--- The problem ---
Only the pictures stay out; please return all the entries below exactly as written.

--- Given entries ---
_ _ _
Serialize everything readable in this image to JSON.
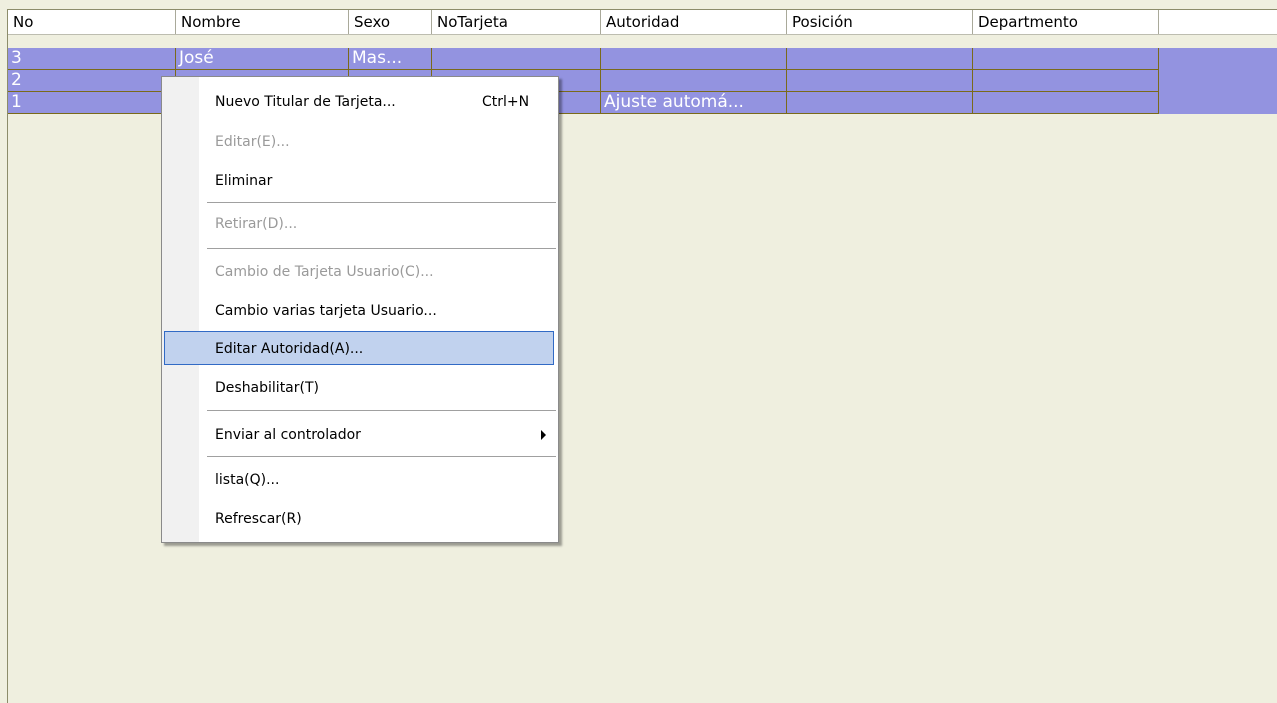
{
  "table": {
    "columns": [
      "No",
      "Nombre",
      "Sexo",
      "NoTarjeta",
      "Autoridad",
      "Posición",
      "Departmento"
    ],
    "rows": [
      {
        "no": "3",
        "nombre": "José",
        "sexo": "Mas...",
        "notarjeta": "",
        "autoridad": "",
        "posicion": "",
        "departamento": ""
      },
      {
        "no": "2",
        "nombre": "",
        "sexo": "",
        "notarjeta": "",
        "autoridad": "",
        "posicion": "",
        "departamento": ""
      },
      {
        "no": "1",
        "nombre": "",
        "sexo": "",
        "notarjeta": "",
        "autoridad": "Ajuste automá...",
        "posicion": "",
        "departamento": ""
      }
    ],
    "row_color": "#9393e0"
  },
  "context_menu": {
    "items": [
      {
        "label": "Nuevo Titular de Tarjeta...",
        "shortcut": "Ctrl+N",
        "enabled": true
      },
      {
        "label": "Editar(E)...",
        "enabled": false
      },
      {
        "label": "Eliminar",
        "enabled": true
      },
      {
        "label": "Retirar(D)...",
        "enabled": false
      },
      {
        "label": "Cambio de Tarjeta Usuario(C)...",
        "enabled": false
      },
      {
        "label": "Cambio varias tarjeta Usuario...",
        "enabled": true
      },
      {
        "label": "Editar Autoridad(A)...",
        "enabled": true,
        "highlighted": true
      },
      {
        "label": "Deshabilitar(T)",
        "enabled": true
      },
      {
        "label": "Enviar al controlador",
        "enabled": true,
        "submenu": true
      },
      {
        "label": "lista(Q)...",
        "enabled": true
      },
      {
        "label": "Refrescar(R)",
        "enabled": true
      }
    ],
    "highlight_color": "#c1d2ee"
  }
}
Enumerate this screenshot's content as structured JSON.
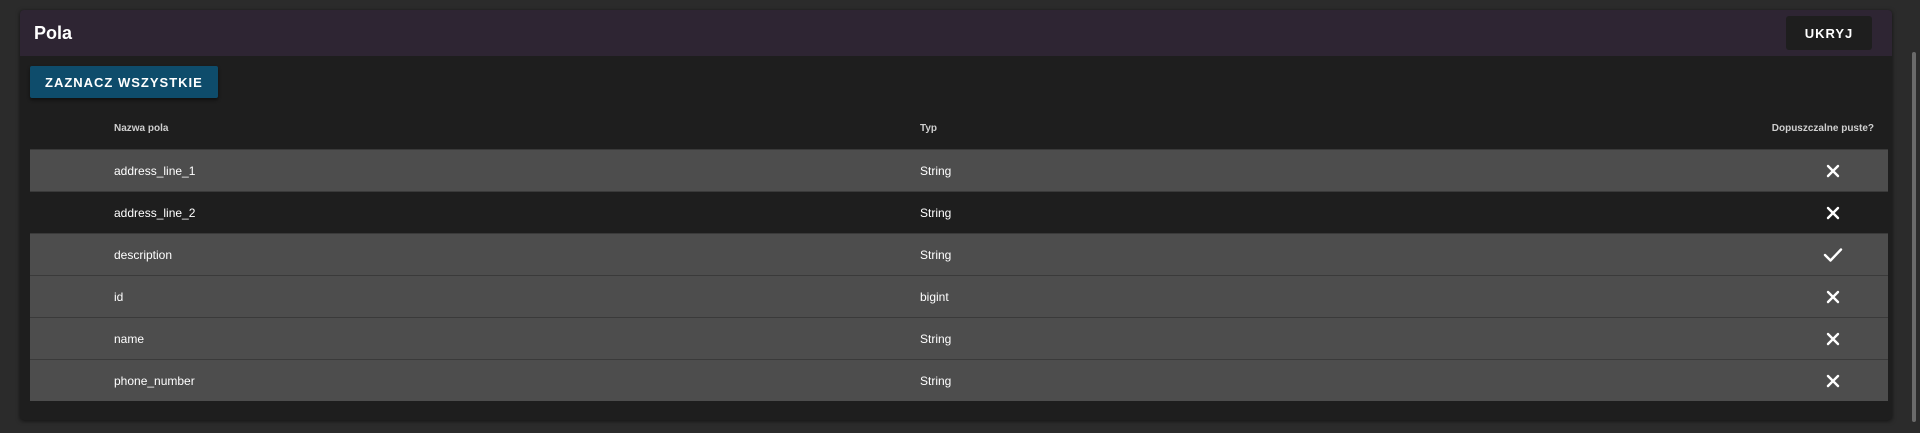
{
  "header": {
    "title": "Pola",
    "hide_label": "UKRYJ"
  },
  "toolbar": {
    "select_all_label": "ZAZNACZ WSZYSTKIE"
  },
  "table": {
    "columns": [
      "Nazwa pola",
      "Typ",
      "Dopuszczalne puste?"
    ],
    "rows": [
      {
        "name": "address_line_1",
        "type": "String",
        "nullable": false,
        "icon": "close-icon"
      },
      {
        "name": "address_line_2",
        "type": "String",
        "nullable": false,
        "icon": "close-icon"
      },
      {
        "name": "description",
        "type": "String",
        "nullable": true,
        "icon": "check-icon"
      },
      {
        "name": "id",
        "type": "bigint",
        "nullable": false,
        "icon": "close-icon"
      },
      {
        "name": "name",
        "type": "String",
        "nullable": false,
        "icon": "close-icon"
      },
      {
        "name": "phone_number",
        "type": "String",
        "nullable": false,
        "icon": "close-icon"
      }
    ]
  },
  "colors": {
    "header_bg": "#2e2533",
    "primary_button": "#0e4c6b",
    "row_odd": "#4d4d4d",
    "row_even": "#1e1e1e"
  }
}
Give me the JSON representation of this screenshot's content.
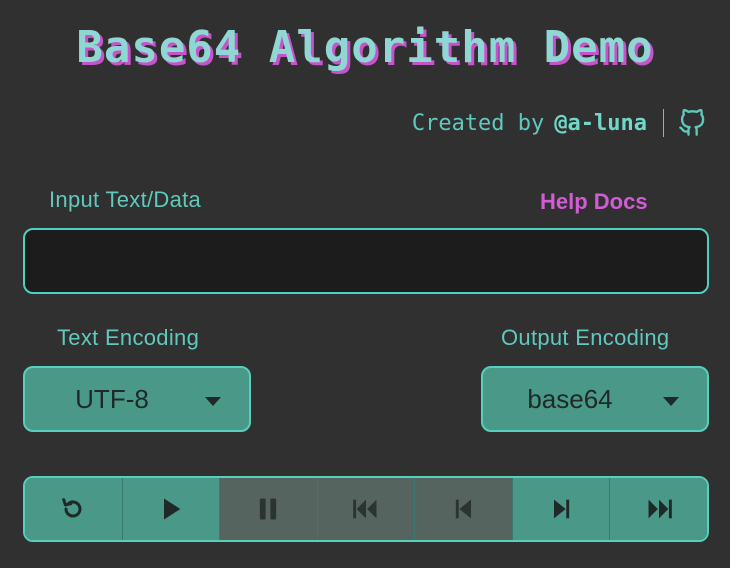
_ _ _
--- Finished task ---
Serialize everything readable in this image to JSON.
{
  "table": {
    "columns": [
      "No",
      "Nombre",
      "Sexo",
      "NoTarjeta",
      "Autoridad",
      "Posición",
      "Departmento"
    ],
    "rows": [
      {
        "no": "3",
        "nombre": "José",
        "sexo": "Mas...",
        "notarjeta": "",
        "autoridad": "",
        "posicion": "",
        "departamento": ""
      },
      {
        "no": "2",
        "nombre": "",
        "sexo": "",
        "notarjeta": "",
        "autoridad": "",
        "posicion": "",
        "departamento": ""
      },
      {
        "no": "1",
        "nombre": "",
        "sexo": "",
        "notarjeta": "",
        "autoridad": "Ajuste automá...",
        "posicion": "",
        "departamento": ""
      }
    ],
    "row_color": "#9393e0"
  },
  "context_menu": {
    "items": [
      {
        "label": "Nuevo Titular de Tarjeta...",
        "shortcut": "Ctrl+N",
        "enabled": true
      },
      {
        "label": "Editar(E)...",
        "enabled": false
      },
      {
        "label": "Eliminar",
        "enabled": true
      },
      {
        "label": "Retirar(D)...",
        "enabled": false
      },
      {
        "label": "Cambio de Tarjeta Usuario(C)...",
        "enabled": false
      },
      {
        "label": "Cambio varias tarjeta Usuario...",
        "enabled": true
      },
      {
        "label": "Editar Autoridad(A)...",
        "enabled": true,
        "highlighted": true
      },
      {
        "label": "Deshabilitar(T)",
        "enabled": true
      },
      {
        "label": "Enviar al controlador",
        "enabled": true,
        "submenu": true
      },
      {
        "label": "lista(Q)...",
        "enabled": true
      },
      {
        "label": "Refrescar(R)",
        "enabled": true
      }
    ],
    "highlight_color": "#c1d2ee"
  }
}
Enumerate this screenshot's content as structured JSON.
{
  "header": {
    "title": "Pola",
    "hide_label": "UKRYJ"
  },
  "toolbar": {
    "select_all_label": "ZAZNACZ WSZYSTKIE"
  },
  "table": {
    "columns": [
      "Nazwa pola",
      "Typ",
      "Dopuszczalne puste?"
    ],
    "rows": [
      {
        "name": "address_line_1",
        "type": "String",
        "nullable": false,
        "icon": "close-icon"
      },
      {
        "name": "address_line_2",
        "type": "String",
        "nullable": false,
        "icon": "close-icon"
      },
      {
        "name": "description",
        "type": "String",
        "nullable": true,
        "icon": "check-icon"
      },
      {
        "name": "id",
        "type": "bigint",
        "nullable": false,
        "icon": "close-icon"
      },
      {
        "name": "name",
        "type": "String",
        "nullable": false,
        "icon": "close-icon"
      },
      {
        "name": "phone_number",
        "type": "String",
        "nullable": false,
        "icon": "close-icon"
      }
    ]
  },
  "colors": {
    "header_bg": "#2e2533",
    "primary_button": "#0e4c6b",
    "row_odd": "#4d4d4d",
    "row_even": "#1e1e1e"
  }
}
Give me the JSON representation of this screenshot's content.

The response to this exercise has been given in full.